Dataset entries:
########
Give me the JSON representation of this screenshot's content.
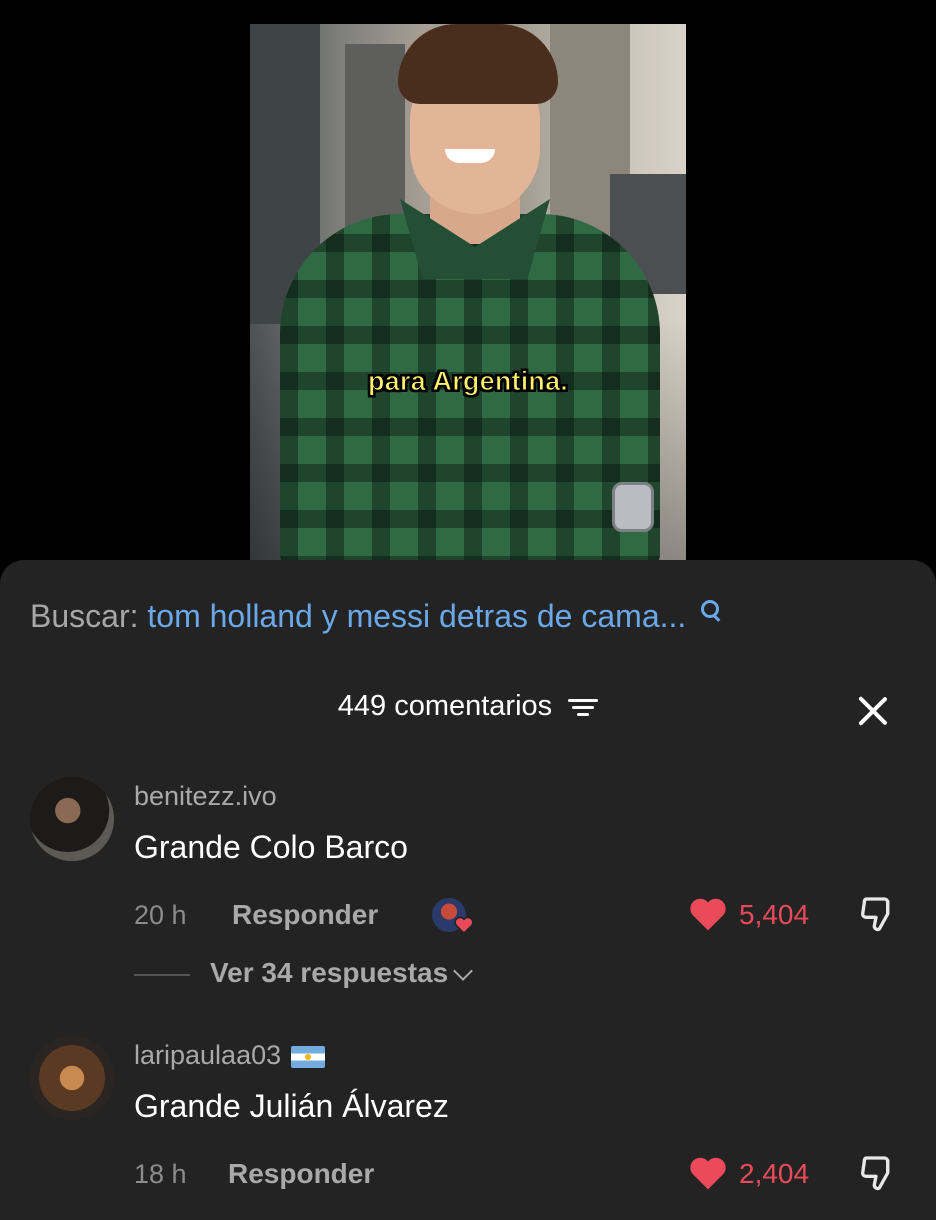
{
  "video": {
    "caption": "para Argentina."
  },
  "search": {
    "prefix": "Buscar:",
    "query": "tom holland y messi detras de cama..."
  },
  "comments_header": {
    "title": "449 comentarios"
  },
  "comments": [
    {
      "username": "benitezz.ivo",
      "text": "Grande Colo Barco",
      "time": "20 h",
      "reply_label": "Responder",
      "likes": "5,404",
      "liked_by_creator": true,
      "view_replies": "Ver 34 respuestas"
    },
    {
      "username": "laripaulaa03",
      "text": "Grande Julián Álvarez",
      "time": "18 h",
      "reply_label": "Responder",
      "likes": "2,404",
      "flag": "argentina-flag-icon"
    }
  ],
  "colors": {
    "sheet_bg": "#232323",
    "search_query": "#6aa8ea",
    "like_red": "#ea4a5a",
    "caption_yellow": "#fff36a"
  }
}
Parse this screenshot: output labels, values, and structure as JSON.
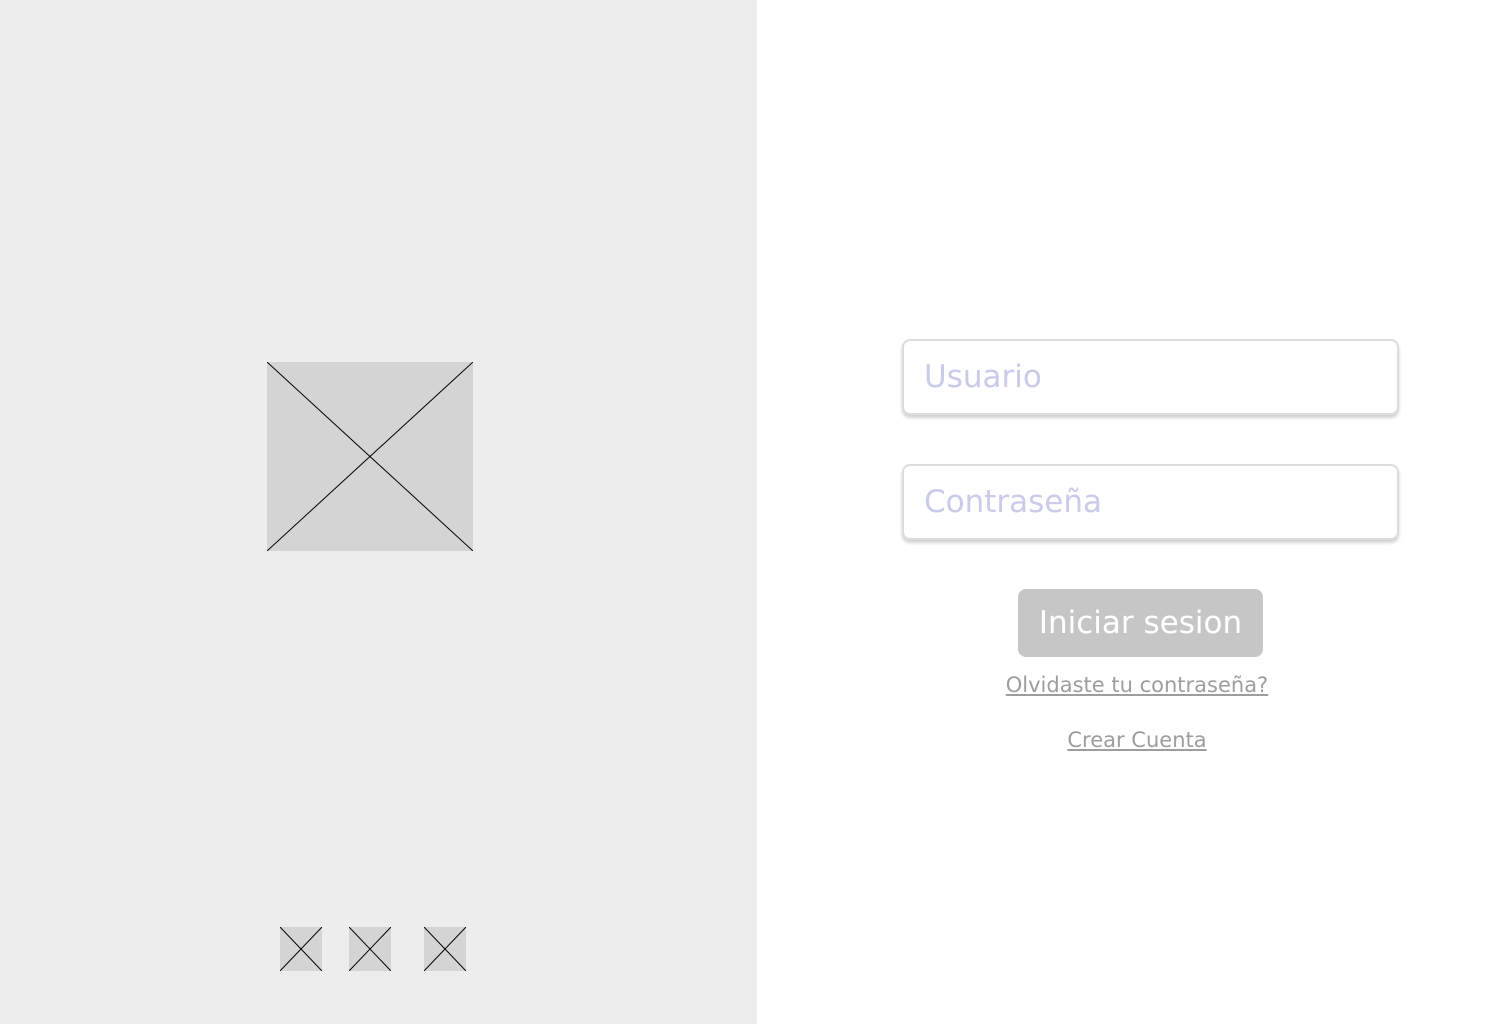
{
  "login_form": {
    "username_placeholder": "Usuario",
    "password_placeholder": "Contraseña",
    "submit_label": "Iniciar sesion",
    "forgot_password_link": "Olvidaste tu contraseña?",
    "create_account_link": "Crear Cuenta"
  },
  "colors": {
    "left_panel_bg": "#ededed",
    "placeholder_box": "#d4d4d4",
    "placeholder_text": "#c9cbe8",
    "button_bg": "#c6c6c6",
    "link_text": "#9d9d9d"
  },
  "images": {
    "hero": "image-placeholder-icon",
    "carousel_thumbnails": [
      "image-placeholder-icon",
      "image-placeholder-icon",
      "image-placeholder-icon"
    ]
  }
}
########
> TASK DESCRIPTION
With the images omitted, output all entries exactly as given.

> TASK ANSWER
Give me the JSON representation of this screenshot's content.
{
  "video": {
    "caption": "para Argentina."
  },
  "search": {
    "prefix": "Buscar:",
    "query": "tom holland y messi detras de cama..."
  },
  "comments_header": {
    "title": "449 comentarios"
  },
  "comments": [
    {
      "username": "benitezz.ivo",
      "text": "Grande Colo Barco",
      "time": "20 h",
      "reply_label": "Responder",
      "likes": "5,404",
      "liked_by_creator": true,
      "view_replies": "Ver 34 respuestas"
    },
    {
      "username": "laripaulaa03",
      "text": "Grande Julián Álvarez",
      "time": "18 h",
      "reply_label": "Responder",
      "likes": "2,404",
      "flag": "argentina-flag-icon"
    }
  ],
  "colors": {
    "sheet_bg": "#232323",
    "search_query": "#6aa8ea",
    "like_red": "#ea4a5a",
    "caption_yellow": "#fff36a"
  }
}
Parse this screenshot: output labels, values, and structure as JSON.
{
  "login_form": {
    "username_placeholder": "Usuario",
    "password_placeholder": "Contraseña",
    "submit_label": "Iniciar sesion",
    "forgot_password_link": "Olvidaste tu contraseña?",
    "create_account_link": "Crear Cuenta"
  },
  "colors": {
    "left_panel_bg": "#ededed",
    "placeholder_box": "#d4d4d4",
    "placeholder_text": "#c9cbe8",
    "button_bg": "#c6c6c6",
    "link_text": "#9d9d9d"
  },
  "images": {
    "hero": "image-placeholder-icon",
    "carousel_thumbnails": [
      "image-placeholder-icon",
      "image-placeholder-icon",
      "image-placeholder-icon"
    ]
  }
}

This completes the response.